They also did an AmA on reddit on napping which you can read here. To further your knowledge on the subject even more, read their blog post.


3. It’s a Harvard, MIT & Stanford Collaboration

Lee graduated from MIT in 2008 and is now a PhD candidate in a joint program with Harvard Medical School. Joglekar is a 2008 grad of Stanford University. “We feel that our educational backgrounds have allowed us to take a scientific approach to our product roadmap,” he said. “We try to ground all of our development in research and are lucky to have access to, and get advice from, some of the brightest minds in sleep research.”

Their sleep team consists of a group of engineers from MIT, Harvard Medical School and Stanford. They also look to advisors, who are sleep experts from “some of the most prestigious sleep research labs in the country.”


4. They Used Kickstarter, Which Got The Attention of the ‘Shark Tank’

Napwell’s campaign was the men’s first foray into Kickstarter. They did their homework, spending months preparing and then, once the campaign was live, promoting it full time.

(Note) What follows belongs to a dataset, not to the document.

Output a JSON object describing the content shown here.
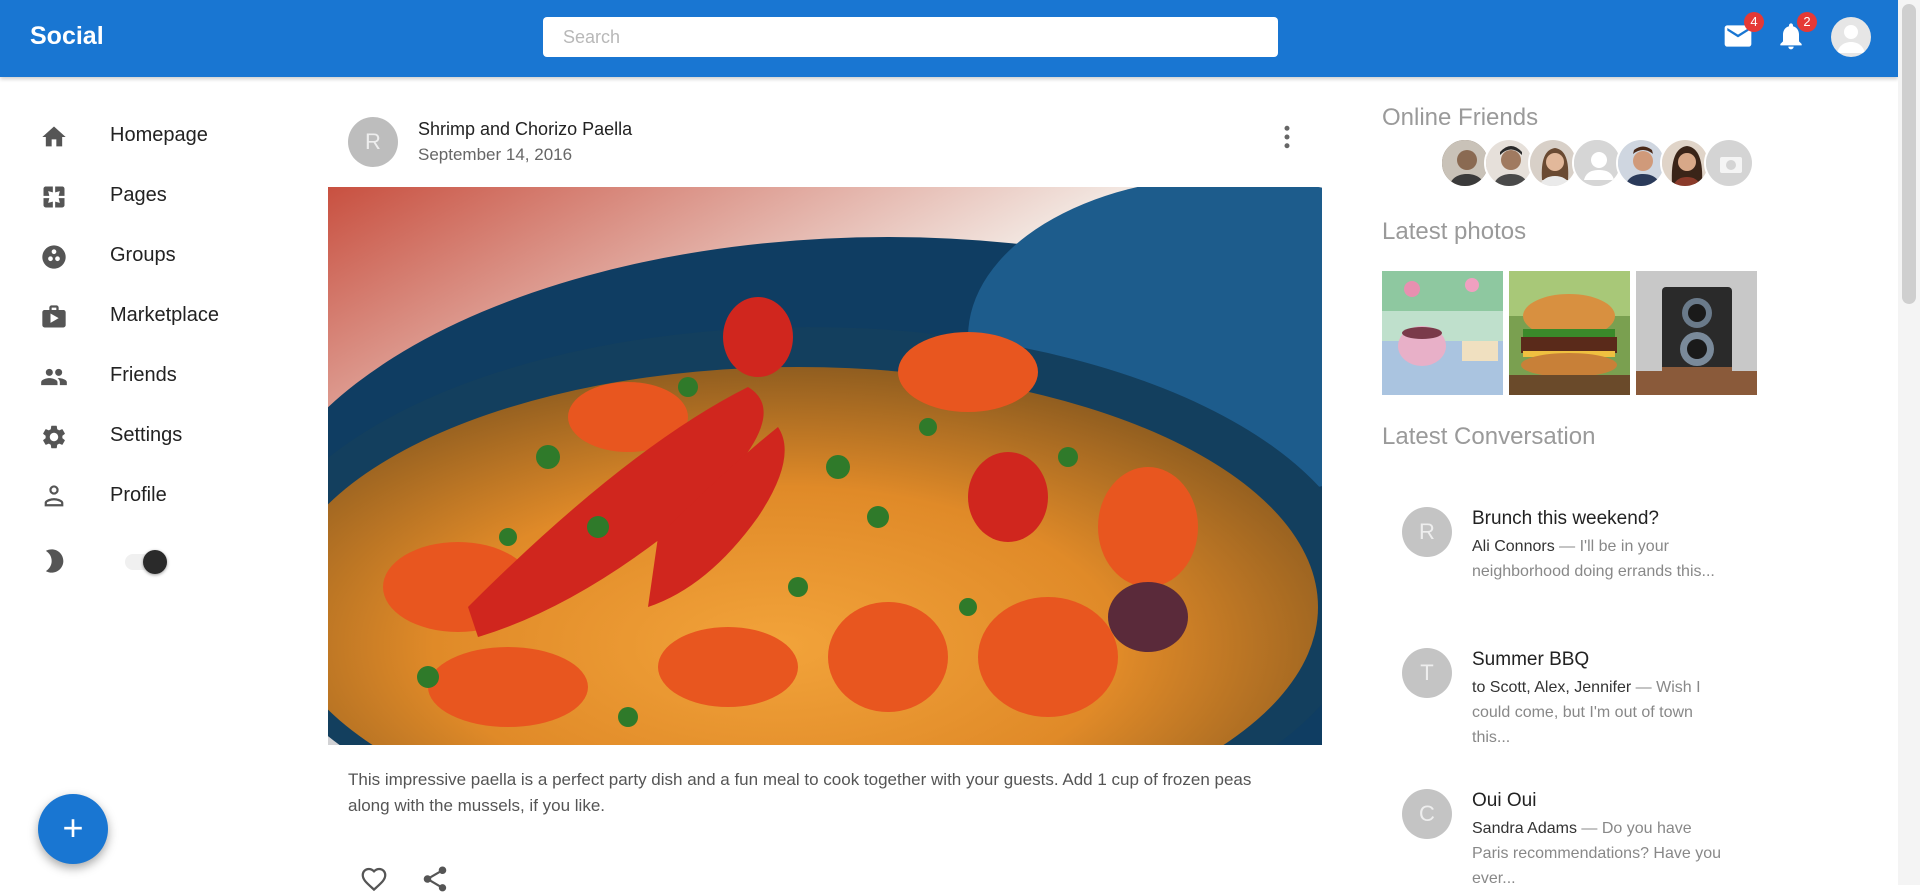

They got the word out by initiaitives like emailing people, posting on Facebook and writing articles on napping. “Thankfully, the campaign was a success and we raised 130% of our goal without a dollar spent,” Joglekar said.

In fact, it was their presence on Kickstarter that got them noticed by Shark Tank’s casting directors. “We were actually contacted via Twitter during our Kickstarter campaign. Turns out one of the casting directors had seen our product during a TechCrunch pitch competition and contacted us because of the success of the Kickstarter campaign,” Joglekar said.


5. It’s User Friendly

At the start, one of their main goals was to make the product user friendly, and the end result was a collaborative effort over time. In fact, their first prototype was simply a mask with a strip of LEDs placed inside. It was powered by a 9V battery and controlled by an external dimmer-switch that the user rotated to make the lights brighter or dimmer.

To make a mask that would simulate a sunrise while still being comfortable for a person’s face was no easy task. But the co-founders worked with a set of testers to obtain the best product.

Their finished product make its easy to use, which is important when you getting ready to nap. Consumers set a timer for their desired nap length. Ten minutes before wake-up time, the lights inside the mask gradually brighten.

Another positive aspect of the product is that it’s battery operated. This means users don’t need a smartphone or Internet connectivity, so can use the mask anywhere they want to nap.


1 Comment

Leave a Reply

Fill in your details below or click an icon to log in:

WordPress.com Logo

You are commenting using your WordPress.com account. Log Out / Change )

Twitter picture

You are commenting using your Twitter account. Log Out / Change )

Facebook photo

You are commenting using your Facebook account. Log Out / Change )

Google+ photo

You are commenting using your Google+ account. Log Out / Change )

Connecting to %s

1 Comment

COJenn

Other than in public or in a bed with a person that gets up at another time I don’t see this products point, especially with the huge price range…for years now they have made regular alarm clocks that wake the same way, but in addition they make a noise incase you don’t wake from the light alone, they have some with a sound machines to help fall asleep, they also have options of the brightness end level, many let you chose when the light starts and even the volume of the alarm, and many are battery opperated for travel ease…I get on a plane, airport, summer camp or something you might want a more private option, but I personally don’t know how people sleep with their eyes covered…I need to see when I wake, so much so I sleep in glasses. But I belive they said they sold from $50-150 and in a 5 second google search I found one with all the “bells and whistles” for under $50 really several options, some even designed for kids starting with a dimming night light with lullabys and moving to the wake up Sun rise style alarm, some help teach the time and reading clocks, so unless your on a plane a ton and even though people have their phones, pads, video players, games, laptops, e-readers, and everything else that creates light, so I would personally be ok with bringing the clock along.

Discuss on Facebook